I look forward to the day I can work on a team of experts, focusing on either writing, or game design, or programming. When I can put in 110% because there is no other aspect of the game that needs attention.

Also, it’ll be nice to work on a team with a dedicated marketing person. That’s the indie messiah.

//sunk cost thoughts

It’s hard to change focus when you’ve spent hours every day thinking about something nonstop. When you really finish a project, there’s a certain part of the mind that turns off.

“We’re done. Let’s move on.”

But when you just decide to abandon a project, unfinished, it lingers. It takes effort to not have that abandoned project crawl back into your space. There’s only one thing to do.

Like a recovering addict, it’s important to replace one habit with another. To avoid thinking about the old project, you start working on something new. Completely immerse yourself in the new project.
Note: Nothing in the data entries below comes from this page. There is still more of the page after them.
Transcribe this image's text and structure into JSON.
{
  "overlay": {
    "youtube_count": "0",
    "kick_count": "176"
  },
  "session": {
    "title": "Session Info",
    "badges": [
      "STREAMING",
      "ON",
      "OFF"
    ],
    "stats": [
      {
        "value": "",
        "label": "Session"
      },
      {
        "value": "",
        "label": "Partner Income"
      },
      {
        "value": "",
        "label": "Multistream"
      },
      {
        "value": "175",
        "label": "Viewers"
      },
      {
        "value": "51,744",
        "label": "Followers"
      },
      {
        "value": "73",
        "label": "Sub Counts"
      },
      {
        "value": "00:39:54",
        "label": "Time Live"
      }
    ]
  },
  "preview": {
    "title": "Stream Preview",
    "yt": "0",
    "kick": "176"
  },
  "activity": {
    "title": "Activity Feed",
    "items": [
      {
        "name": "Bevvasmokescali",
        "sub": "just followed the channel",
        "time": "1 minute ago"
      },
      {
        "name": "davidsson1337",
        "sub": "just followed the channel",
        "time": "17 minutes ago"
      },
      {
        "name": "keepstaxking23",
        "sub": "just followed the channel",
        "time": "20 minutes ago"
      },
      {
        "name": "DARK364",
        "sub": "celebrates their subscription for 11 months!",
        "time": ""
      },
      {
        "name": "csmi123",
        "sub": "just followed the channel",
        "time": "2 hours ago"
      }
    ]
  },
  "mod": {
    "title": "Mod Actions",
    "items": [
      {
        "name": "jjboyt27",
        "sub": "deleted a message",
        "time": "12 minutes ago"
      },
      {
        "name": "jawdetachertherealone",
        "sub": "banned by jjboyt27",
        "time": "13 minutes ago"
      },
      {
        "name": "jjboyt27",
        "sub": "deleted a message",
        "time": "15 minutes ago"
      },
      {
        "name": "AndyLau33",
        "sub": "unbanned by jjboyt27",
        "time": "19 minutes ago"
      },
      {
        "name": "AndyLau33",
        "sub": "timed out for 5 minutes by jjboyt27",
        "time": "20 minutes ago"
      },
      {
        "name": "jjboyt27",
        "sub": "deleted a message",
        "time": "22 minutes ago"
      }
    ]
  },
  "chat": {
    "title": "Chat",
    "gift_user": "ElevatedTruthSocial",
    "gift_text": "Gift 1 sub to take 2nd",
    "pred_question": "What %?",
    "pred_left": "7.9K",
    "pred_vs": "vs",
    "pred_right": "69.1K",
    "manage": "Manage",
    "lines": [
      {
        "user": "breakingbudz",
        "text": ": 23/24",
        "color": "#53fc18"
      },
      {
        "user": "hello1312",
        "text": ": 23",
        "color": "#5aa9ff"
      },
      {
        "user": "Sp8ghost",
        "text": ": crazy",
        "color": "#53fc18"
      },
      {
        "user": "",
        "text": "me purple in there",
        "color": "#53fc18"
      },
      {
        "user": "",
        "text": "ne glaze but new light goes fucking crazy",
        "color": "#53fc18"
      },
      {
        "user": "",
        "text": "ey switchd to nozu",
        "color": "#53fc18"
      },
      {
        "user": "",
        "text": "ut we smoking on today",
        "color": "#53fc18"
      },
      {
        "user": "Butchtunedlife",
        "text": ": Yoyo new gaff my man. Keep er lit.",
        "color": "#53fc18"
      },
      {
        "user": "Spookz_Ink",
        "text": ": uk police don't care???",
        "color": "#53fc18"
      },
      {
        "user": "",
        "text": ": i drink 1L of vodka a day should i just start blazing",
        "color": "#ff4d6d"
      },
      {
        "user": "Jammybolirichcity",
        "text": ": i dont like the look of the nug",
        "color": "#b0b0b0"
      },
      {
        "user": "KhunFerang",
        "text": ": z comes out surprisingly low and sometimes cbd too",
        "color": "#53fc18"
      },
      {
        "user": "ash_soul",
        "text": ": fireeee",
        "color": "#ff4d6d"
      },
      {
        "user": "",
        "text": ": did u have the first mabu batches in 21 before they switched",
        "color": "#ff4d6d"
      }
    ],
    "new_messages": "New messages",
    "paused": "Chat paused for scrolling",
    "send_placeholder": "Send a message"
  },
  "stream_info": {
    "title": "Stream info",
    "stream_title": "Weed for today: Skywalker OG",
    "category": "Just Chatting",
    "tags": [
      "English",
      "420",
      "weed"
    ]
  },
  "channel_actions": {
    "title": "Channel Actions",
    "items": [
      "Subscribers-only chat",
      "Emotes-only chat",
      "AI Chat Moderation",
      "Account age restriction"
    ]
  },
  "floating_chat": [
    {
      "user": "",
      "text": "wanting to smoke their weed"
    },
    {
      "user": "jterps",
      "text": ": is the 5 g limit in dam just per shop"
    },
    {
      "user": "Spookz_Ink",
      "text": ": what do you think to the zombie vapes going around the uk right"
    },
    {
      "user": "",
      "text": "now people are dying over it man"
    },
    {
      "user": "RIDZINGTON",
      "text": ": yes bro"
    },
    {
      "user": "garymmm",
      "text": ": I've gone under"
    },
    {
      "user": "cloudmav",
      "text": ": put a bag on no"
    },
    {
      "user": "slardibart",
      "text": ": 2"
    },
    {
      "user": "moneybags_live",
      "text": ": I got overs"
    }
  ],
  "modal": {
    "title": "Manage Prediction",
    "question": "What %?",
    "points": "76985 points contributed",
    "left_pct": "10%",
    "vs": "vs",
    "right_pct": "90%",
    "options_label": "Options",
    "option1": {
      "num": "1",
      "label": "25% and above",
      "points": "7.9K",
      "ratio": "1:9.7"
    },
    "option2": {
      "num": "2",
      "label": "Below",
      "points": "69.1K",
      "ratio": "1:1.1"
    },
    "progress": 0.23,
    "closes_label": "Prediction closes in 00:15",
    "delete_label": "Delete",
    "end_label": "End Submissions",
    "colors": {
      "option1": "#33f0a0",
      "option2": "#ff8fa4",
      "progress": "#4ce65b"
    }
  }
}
That’s one way to help solve the problem. The other way is to make sure your new project incorporates elements from the old project. This way, it feels like a continuation of the older project. A way to trick your mind into saying, “That was all just leading to this.”

And it’s not wrong. Whenever you make something new, you tend to bring elements into it of everything that came before. Nobody invented the car or wagon without knowing about the wheel, and it shouldn’t surprise anyone that the leading rocket scientists of the first space missions were really into missiles beforehand.

So I made the decision Wednesday to just work on something new. A breakout clone. But, never satisfied with making the same thing as something I’ve seen before, and with RPGs on my mind, I decided to make it RPG-like. At the least, stats and an upgrade menu. I’m toying with a storyline, but that dangers the scope. So, we’ll see. Definitely won’t commit to that until I have the rest of the game effectively done.

In terms of avoiding thinking about the old game, it’s actually been super effective. I’ve spent the past couple days only thinking about the new one, which I’ve dubbed “Hakai” (破壊), which is Japanese for “break” or “destroy”. I’m excited to unveil it within the next week or so.

For now, here are some of my basic test screenshots: